REQUIRED ACTION: Scan the data below and work out how many of its lines contain the word "affinity". Give only that number.
** THE DATA follows **
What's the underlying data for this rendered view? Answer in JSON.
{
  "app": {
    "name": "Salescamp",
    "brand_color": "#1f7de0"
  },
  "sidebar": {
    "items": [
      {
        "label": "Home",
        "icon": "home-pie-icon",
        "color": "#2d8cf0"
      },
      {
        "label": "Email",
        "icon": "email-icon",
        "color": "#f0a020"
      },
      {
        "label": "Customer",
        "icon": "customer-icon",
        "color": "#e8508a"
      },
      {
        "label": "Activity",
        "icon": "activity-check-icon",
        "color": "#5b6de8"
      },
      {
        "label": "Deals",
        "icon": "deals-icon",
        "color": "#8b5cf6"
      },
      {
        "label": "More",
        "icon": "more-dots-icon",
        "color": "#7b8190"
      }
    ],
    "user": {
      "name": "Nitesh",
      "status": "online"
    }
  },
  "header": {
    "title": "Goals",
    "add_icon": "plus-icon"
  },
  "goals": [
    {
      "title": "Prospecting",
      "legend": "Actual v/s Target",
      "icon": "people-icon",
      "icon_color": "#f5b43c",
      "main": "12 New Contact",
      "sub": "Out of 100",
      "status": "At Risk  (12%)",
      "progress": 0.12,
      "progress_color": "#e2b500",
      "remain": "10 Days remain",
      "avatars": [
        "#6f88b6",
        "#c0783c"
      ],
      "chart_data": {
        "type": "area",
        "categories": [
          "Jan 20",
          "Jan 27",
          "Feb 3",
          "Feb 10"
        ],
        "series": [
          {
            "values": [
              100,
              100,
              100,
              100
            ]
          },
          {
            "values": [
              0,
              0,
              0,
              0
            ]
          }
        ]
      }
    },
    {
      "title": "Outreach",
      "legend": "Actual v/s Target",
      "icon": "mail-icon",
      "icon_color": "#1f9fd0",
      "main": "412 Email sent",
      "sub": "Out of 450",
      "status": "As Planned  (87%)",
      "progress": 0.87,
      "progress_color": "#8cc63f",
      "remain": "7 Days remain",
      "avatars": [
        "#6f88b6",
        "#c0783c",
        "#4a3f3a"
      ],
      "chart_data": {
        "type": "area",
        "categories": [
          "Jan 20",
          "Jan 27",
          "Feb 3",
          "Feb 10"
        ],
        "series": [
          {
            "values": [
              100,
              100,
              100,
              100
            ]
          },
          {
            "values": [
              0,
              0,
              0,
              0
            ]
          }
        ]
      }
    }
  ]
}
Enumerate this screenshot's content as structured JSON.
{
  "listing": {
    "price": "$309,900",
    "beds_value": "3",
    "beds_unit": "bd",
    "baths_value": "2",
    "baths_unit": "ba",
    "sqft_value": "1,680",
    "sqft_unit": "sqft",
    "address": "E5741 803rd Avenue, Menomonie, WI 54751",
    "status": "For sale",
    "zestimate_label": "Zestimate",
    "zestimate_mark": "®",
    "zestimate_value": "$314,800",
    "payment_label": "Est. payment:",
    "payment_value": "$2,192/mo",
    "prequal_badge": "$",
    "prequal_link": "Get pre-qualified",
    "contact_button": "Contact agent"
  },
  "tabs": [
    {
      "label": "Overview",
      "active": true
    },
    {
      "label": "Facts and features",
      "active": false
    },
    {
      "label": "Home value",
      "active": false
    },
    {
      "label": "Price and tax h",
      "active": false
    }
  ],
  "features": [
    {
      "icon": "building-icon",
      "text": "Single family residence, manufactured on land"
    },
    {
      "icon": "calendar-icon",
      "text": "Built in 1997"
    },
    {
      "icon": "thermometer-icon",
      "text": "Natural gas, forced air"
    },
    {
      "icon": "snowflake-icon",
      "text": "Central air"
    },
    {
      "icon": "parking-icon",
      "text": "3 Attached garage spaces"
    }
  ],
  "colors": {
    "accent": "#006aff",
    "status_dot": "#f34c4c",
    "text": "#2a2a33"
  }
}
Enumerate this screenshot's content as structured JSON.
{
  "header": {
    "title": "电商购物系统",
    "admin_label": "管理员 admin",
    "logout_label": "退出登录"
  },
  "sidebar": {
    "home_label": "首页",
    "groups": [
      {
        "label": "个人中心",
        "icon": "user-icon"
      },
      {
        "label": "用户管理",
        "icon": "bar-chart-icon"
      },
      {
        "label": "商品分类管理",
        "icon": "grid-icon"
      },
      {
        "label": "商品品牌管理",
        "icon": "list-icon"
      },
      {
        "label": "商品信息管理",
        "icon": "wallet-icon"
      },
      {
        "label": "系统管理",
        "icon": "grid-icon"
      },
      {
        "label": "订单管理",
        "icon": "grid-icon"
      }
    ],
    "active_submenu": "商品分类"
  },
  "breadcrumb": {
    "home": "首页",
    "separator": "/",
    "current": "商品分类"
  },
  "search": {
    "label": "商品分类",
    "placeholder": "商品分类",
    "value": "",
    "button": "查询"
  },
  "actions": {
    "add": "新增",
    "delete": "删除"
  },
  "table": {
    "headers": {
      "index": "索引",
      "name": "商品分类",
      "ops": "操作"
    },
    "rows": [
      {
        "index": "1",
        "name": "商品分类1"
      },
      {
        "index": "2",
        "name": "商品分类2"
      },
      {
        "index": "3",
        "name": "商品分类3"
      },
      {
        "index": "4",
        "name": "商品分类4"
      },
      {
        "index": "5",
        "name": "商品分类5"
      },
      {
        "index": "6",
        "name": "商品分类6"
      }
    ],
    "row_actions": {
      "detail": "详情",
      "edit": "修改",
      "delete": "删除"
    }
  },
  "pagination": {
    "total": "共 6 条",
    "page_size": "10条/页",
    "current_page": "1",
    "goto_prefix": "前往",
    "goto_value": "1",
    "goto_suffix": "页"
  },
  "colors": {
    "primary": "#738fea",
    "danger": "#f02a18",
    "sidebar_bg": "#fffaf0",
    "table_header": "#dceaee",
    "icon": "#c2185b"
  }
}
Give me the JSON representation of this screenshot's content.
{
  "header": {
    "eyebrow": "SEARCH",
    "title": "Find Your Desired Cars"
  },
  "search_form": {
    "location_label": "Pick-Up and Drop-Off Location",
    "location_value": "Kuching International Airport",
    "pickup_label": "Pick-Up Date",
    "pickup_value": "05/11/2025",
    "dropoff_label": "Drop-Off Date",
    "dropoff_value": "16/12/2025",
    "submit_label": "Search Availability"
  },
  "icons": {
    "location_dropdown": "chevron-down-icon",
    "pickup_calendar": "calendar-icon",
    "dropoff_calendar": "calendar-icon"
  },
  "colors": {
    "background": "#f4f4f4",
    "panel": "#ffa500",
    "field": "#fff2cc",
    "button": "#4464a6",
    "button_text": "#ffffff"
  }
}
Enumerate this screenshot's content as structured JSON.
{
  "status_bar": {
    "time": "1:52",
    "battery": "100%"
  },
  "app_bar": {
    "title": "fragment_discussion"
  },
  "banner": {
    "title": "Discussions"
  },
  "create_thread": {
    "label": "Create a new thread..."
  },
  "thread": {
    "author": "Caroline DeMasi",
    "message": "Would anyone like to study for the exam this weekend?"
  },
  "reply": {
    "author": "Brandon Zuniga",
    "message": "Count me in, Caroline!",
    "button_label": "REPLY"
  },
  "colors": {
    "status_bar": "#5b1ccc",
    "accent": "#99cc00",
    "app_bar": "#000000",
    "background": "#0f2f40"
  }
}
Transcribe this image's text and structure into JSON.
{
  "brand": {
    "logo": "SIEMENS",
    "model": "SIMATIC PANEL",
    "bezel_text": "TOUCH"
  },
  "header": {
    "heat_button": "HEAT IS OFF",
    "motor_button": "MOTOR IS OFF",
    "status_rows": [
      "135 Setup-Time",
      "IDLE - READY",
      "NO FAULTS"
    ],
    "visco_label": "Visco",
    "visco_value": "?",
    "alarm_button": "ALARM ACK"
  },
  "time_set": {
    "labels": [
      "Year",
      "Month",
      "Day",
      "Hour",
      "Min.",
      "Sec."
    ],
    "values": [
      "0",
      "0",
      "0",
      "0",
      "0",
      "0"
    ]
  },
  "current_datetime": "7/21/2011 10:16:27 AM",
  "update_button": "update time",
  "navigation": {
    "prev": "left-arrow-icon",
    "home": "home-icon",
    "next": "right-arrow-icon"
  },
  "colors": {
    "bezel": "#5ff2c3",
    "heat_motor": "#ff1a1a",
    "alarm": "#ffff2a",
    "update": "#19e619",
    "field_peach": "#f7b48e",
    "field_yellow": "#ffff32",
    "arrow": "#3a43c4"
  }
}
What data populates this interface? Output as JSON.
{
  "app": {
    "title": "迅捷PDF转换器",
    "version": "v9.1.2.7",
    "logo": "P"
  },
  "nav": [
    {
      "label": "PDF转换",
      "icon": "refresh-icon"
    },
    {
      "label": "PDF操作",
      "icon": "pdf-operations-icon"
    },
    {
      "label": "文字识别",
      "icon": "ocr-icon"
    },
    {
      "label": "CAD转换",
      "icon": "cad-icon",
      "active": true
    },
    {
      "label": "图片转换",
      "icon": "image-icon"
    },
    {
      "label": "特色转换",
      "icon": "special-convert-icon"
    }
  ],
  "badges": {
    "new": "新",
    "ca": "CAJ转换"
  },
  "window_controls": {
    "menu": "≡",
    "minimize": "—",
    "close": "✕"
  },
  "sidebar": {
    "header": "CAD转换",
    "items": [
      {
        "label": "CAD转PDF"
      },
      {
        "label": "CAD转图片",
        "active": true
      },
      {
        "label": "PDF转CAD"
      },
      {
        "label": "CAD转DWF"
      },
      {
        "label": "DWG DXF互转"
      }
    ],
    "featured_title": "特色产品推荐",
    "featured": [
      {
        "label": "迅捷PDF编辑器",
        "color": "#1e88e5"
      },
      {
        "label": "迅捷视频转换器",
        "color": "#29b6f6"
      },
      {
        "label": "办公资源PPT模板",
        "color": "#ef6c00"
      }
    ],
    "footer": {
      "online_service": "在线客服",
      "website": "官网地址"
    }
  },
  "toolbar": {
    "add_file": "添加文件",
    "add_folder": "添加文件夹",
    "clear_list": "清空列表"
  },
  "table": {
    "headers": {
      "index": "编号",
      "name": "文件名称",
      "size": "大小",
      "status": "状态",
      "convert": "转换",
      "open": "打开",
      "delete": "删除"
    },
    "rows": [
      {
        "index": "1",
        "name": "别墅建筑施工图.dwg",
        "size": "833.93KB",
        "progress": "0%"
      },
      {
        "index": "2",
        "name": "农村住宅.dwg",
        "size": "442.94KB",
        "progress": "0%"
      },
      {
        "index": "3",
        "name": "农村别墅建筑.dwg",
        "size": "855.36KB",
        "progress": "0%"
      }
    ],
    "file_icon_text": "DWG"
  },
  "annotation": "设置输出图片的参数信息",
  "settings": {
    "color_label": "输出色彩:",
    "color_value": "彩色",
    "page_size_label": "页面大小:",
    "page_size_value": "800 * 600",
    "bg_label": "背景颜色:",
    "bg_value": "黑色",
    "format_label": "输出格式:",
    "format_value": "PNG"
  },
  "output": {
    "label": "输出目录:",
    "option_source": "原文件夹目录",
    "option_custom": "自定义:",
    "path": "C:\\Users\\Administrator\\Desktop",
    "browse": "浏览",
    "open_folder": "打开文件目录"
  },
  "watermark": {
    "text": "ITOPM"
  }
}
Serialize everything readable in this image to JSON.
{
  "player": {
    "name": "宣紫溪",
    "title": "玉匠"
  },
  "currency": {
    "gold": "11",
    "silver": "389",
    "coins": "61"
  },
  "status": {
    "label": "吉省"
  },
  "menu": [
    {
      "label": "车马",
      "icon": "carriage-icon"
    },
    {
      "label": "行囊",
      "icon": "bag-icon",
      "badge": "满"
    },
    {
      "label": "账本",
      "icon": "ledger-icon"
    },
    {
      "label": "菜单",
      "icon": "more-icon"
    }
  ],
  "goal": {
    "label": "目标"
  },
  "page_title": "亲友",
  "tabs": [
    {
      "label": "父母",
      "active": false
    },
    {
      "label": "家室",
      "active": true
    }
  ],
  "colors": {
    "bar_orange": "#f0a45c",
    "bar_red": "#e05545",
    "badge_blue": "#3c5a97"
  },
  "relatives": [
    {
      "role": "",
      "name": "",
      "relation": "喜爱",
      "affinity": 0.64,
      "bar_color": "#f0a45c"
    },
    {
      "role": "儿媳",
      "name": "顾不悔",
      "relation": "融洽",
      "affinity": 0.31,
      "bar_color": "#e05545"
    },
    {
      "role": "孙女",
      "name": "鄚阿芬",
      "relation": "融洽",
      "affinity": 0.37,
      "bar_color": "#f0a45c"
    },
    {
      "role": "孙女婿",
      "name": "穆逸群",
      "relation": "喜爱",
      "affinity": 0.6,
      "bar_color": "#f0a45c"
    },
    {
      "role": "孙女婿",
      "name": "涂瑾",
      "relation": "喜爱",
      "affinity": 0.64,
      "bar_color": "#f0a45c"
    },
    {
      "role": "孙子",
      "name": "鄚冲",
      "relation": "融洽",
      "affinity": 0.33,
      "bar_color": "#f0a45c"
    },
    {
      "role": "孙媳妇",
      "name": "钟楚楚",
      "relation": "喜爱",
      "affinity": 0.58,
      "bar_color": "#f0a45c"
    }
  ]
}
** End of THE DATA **
ANSWER TO THE PROBLEM: 7